What is your capacity for pleasure, delight, and joy in every day life?
As a matter of survival, we are biologically wired to look for threats in any situation. We often therefore become accustomed to noticing our pain and discomfort, rather than luxuriating in the more pleasant experiences of life. The more time we spend focusing on our pain, physically, mentally, emotionally, and spiritually, the more it intensifies and grows. Even when we’re committed to resting, releasing, and receiving in our yoga, meditation, or other self-care practices, there are often parts of us constantly fighting to keep our systems on alert. Our relationship to pleasure is intimately wrapped up with our capacity to experience safety. This can breed an exhausting subconscious conflict of interest, which interferes with our ability to freely inhabit a place of joy. Read More
What happens in your body when you think of wanting something very badly?
Give yourself a moment to really envision something you desire, and notice any changes through your breath and muscles.
Did you observe any kind of tightening, a sense of restriction, or shortening of your breath?
Wanting begins with needing, food and sleep, and connection with other human beings for example. As babies and toddlers, on an embodied level, needing and wanting may be expressed through crying and reaching out to grasp. The baby reaches for the mother’s breast, the bottle, as a plea to be picked up and held; later on we may cling tightly to our favorite toy.

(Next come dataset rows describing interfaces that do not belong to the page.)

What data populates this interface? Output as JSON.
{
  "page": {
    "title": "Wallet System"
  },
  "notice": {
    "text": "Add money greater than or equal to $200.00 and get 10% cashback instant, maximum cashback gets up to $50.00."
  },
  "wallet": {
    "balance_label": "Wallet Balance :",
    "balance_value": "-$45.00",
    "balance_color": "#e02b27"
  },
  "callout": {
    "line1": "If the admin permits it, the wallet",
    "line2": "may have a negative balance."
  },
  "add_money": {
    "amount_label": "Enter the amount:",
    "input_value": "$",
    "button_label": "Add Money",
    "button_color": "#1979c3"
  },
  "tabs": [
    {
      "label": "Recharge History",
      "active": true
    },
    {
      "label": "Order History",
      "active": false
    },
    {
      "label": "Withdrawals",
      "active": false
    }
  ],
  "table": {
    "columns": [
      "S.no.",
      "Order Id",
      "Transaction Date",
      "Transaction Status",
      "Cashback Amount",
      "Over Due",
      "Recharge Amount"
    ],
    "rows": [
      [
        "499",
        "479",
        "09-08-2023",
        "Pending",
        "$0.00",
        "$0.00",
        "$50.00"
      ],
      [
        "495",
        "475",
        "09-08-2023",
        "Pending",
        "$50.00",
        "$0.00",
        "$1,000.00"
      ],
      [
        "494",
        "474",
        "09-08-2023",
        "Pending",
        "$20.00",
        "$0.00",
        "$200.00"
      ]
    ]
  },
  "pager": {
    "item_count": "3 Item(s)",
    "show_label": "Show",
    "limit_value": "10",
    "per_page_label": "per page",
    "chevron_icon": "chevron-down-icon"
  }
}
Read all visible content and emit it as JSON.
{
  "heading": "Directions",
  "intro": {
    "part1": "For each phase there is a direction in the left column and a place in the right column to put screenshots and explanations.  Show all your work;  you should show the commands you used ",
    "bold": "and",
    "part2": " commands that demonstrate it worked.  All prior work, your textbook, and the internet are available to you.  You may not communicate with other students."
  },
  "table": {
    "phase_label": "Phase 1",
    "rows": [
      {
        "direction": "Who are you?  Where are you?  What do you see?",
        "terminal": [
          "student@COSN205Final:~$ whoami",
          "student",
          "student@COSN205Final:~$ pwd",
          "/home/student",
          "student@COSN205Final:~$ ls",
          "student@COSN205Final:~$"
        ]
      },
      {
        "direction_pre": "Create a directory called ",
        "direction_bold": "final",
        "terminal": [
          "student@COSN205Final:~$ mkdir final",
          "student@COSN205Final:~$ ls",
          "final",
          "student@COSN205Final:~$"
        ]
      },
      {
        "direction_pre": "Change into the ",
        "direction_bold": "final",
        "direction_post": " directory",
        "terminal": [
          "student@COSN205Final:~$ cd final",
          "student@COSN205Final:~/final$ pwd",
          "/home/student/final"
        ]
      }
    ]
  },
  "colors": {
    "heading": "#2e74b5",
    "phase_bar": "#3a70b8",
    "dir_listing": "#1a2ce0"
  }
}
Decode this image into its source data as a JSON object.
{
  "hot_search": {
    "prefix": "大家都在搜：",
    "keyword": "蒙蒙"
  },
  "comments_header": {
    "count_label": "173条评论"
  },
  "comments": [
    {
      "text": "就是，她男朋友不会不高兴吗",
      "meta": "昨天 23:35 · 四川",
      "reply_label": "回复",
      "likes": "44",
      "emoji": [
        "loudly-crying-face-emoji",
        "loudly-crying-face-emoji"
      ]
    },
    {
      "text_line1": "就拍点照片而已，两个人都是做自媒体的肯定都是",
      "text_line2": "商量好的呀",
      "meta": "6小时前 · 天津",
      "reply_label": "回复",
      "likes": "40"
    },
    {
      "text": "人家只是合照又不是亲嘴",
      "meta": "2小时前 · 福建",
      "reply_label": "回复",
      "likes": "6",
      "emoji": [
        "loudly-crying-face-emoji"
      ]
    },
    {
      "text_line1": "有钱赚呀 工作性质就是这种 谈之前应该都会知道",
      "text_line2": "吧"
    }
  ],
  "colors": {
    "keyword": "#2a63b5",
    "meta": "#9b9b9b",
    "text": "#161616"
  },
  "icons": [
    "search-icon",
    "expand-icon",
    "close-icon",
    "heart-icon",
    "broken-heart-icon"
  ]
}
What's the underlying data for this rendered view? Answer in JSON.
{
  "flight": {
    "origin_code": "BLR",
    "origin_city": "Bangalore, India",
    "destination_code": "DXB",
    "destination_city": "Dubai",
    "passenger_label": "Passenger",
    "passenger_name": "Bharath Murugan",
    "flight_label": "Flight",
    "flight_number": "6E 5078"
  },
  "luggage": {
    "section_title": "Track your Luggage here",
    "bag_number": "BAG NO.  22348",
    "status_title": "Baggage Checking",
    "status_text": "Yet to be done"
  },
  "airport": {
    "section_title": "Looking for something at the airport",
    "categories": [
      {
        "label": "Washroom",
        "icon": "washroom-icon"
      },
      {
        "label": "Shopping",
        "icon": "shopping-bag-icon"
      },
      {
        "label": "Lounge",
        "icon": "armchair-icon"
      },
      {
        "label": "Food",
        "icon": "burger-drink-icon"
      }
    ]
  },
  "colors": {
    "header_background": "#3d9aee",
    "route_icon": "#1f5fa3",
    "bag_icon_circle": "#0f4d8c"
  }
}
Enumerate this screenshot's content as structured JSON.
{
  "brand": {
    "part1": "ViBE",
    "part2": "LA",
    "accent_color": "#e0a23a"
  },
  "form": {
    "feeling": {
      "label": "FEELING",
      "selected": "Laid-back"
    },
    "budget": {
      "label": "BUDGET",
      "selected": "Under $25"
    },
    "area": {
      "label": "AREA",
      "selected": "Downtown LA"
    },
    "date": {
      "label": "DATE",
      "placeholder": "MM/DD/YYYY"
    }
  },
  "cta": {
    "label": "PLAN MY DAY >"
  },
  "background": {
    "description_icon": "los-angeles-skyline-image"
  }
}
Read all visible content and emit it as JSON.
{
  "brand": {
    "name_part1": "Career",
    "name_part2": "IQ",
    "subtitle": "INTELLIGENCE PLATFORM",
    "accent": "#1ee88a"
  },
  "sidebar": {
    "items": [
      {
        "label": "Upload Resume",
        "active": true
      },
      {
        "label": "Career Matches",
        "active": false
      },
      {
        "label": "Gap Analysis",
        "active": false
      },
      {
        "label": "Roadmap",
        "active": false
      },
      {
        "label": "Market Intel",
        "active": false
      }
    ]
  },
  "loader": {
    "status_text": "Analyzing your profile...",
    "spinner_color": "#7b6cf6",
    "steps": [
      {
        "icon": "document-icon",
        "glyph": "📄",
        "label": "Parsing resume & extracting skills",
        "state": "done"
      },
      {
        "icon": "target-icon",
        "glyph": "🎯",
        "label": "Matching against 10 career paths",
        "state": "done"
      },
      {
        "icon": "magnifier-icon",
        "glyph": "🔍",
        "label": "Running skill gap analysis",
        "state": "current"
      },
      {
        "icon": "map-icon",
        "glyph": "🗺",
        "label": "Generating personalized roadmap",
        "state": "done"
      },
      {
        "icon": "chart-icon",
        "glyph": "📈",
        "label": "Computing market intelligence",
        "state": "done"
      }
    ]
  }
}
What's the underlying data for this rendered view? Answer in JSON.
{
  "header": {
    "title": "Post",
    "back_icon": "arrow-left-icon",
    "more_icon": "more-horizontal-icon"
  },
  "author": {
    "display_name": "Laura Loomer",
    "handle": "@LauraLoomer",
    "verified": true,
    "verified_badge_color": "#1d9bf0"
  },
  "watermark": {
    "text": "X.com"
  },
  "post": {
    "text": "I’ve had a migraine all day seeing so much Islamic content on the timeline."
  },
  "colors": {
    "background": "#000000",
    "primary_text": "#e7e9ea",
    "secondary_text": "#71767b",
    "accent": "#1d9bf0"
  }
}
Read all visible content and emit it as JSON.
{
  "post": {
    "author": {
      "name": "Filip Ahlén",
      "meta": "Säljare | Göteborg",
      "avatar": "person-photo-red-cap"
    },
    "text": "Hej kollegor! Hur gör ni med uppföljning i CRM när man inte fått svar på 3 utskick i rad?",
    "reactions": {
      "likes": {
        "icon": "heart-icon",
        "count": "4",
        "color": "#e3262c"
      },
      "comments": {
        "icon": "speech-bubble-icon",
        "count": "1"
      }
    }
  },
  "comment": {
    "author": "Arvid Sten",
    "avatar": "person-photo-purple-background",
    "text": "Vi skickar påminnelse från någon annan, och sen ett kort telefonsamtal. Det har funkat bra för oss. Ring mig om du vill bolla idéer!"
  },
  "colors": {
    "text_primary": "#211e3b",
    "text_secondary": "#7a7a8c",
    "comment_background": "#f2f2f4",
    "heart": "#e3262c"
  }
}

However, the ways in which we express and aim to fulfill our desires may develop inefficiently. We may learn to reach out and attempt to grasp what we want both literally and figuratively in restrictive ways, or to try and deny our desires in full. This diminishes our connection to living in the flow that leads us toward more embodied freedom and the fulfillment of our desires in the first place. Read More
NPR recently featured a story on Esther Gokhale’s method for helping people uncover their “Primal Posture™ for a Pain-Free Life”.
Since its publication, this story, entitled “Lost Posture: Why Some Indigenous Cultures May Not Have Back Pain”, was sent to me so many times by members of my community, a thoughtful response from my perspective as an Alexander Technique teacher seems appropriate and hopefully useful. Read More
The car alarm honks outside your bedroom window for hours at a time.
Around every corner another computer screen glares in your face.
Advertisements infiltrate your dreams.
We are a culture bombarded by stimuli.
So when we need to rejuvenate we tend to close our eyes. Read More